Before that, he had been relaxing with friends at the West Five Supper Club near his home on the west side of the mile-square city. He left the club around 1 a.m. early Sunday morning to walk the few blocks home to Monroe Street to change clothes for a run. He had been training for a half-marathon held in Long Branch this past weekend. Jarzyk jogged the mile east to the Hoboken waterfront, then ran south along the Hudson River.
On Monday evening, April 28, someone spotted a body at the ferry slips in back of the historic Hoboken train terminal. The terminal is directly south of Pier A. Both are at the most southeastern point of Hoboken, near Jersey City. The family posted a heartfelt message on Facebook Tuesday night, and police confirmed Wednesday morning that the body was Jarzyk’s.
The police said there were no initial signs of foul play.
A full medical examination was still underway as of Wednesday. Police did not return phone calls by Thursday afternoon.
Though Andrew’s body has finally been found, the mystery of how he died remains unsolved. The railing is at least three feet high around Pier A Park, through the train terminal, and past the ferry area. There are no breaks in the fence in that area.

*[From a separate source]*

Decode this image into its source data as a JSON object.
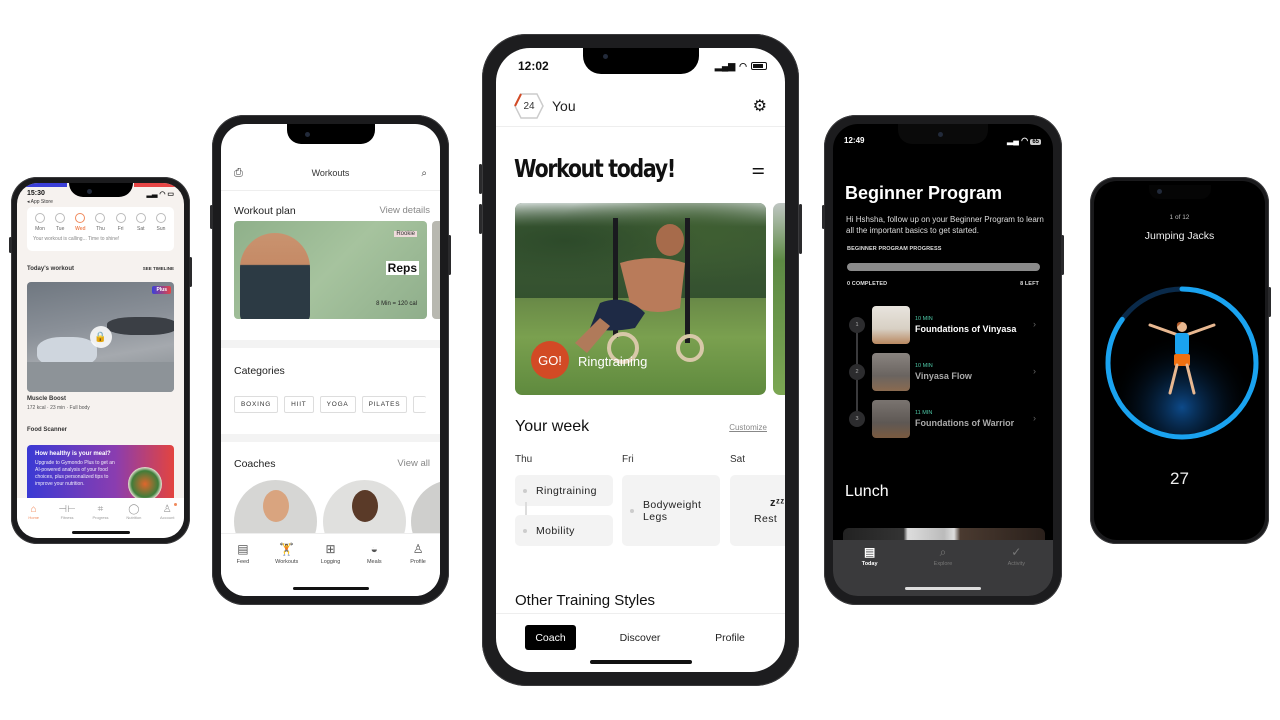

In recent years, there have been numerous cases around the country of Caucasian men in their twenties inexplicably drowning in waterways after a night out drinking with friends. Two retired law enforcement officers in New York City came up with a theory that a group of “smiley face killers” was throwing these men into waterways and leaving smiley face graffiti nearby, but that theory has been widely debunked by other law enforcement agencies.
However, others have been concerned about the trend, particularly in the Midwest where many of these cases have been reported. Newspaper columnists and anonymous commenters have theorized that perhaps these men get too close to the river to urinate, or that alcohol plays some other role.
Jarzyk’s loved ones have said that he was not intoxicated that night.
Family and friends have said that Jarzyk was a kind person with a good sense of humor, who enjoyed spending time with his family and girlfriend.
On Facebook on Tuesday night, the family posted a message in remembrance of Jarzyk.
“Although this has been a very tragic ending, we have been able to get through this because of love, faith, and outpouring support that we have received from everyone. Andrew would be so proud."
Susquehanna University published a message from the president of the college on Thursday, listing Jarzyk's accomplishments and funeral information. To read it, click here. The funeral information is at the end.
For updates, keep watching hudsonreporter.com and read the print edition of the Hoboken Reporter around town this weekend.